[Assignment]:
The lines wanted are those in the data below that include "label".

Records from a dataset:
• • • • • • •
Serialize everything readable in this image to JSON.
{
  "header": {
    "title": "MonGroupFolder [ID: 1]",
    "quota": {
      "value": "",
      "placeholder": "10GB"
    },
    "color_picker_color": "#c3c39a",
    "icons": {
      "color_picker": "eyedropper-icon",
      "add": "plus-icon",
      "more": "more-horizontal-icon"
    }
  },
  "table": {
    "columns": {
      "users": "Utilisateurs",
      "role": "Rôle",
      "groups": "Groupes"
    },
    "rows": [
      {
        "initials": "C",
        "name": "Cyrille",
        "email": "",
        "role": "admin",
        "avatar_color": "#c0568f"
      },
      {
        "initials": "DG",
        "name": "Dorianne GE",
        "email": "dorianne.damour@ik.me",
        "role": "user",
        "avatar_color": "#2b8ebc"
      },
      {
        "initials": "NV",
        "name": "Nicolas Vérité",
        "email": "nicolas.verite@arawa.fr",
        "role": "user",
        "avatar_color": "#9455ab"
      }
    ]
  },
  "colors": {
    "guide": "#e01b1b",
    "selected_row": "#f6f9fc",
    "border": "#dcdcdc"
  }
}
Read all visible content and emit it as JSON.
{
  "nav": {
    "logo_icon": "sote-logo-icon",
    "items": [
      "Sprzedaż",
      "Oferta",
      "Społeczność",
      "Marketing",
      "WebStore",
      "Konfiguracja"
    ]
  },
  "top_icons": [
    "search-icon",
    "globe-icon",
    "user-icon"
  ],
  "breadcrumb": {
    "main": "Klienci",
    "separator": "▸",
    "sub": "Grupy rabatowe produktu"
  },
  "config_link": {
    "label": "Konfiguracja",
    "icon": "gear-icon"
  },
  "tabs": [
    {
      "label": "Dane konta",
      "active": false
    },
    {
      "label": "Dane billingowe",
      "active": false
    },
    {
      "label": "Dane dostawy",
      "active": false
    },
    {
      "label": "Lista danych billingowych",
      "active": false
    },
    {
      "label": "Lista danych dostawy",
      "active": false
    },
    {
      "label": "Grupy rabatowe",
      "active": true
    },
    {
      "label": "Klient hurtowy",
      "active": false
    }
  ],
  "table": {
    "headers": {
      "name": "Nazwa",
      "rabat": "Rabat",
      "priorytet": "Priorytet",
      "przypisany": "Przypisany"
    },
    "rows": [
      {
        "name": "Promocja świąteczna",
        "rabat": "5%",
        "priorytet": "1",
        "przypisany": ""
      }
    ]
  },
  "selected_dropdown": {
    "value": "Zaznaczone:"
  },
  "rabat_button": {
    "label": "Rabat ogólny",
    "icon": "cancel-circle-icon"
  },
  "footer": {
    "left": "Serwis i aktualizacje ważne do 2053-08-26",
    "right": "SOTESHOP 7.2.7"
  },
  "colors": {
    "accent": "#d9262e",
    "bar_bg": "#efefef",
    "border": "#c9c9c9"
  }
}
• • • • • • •
[Written answer]:
    "label": "Konfiguracja",
      "label": "Dane konta",
      "label": "Dane billingowe",
      "label": "Dane dostawy",
      "label": "Lista danych billingowych",
      "label": "Lista danych dostawy",
      "label": "Grupy rabatowe",
      "label": "Klient hurtowy",
    "label": "Rabat ogólny",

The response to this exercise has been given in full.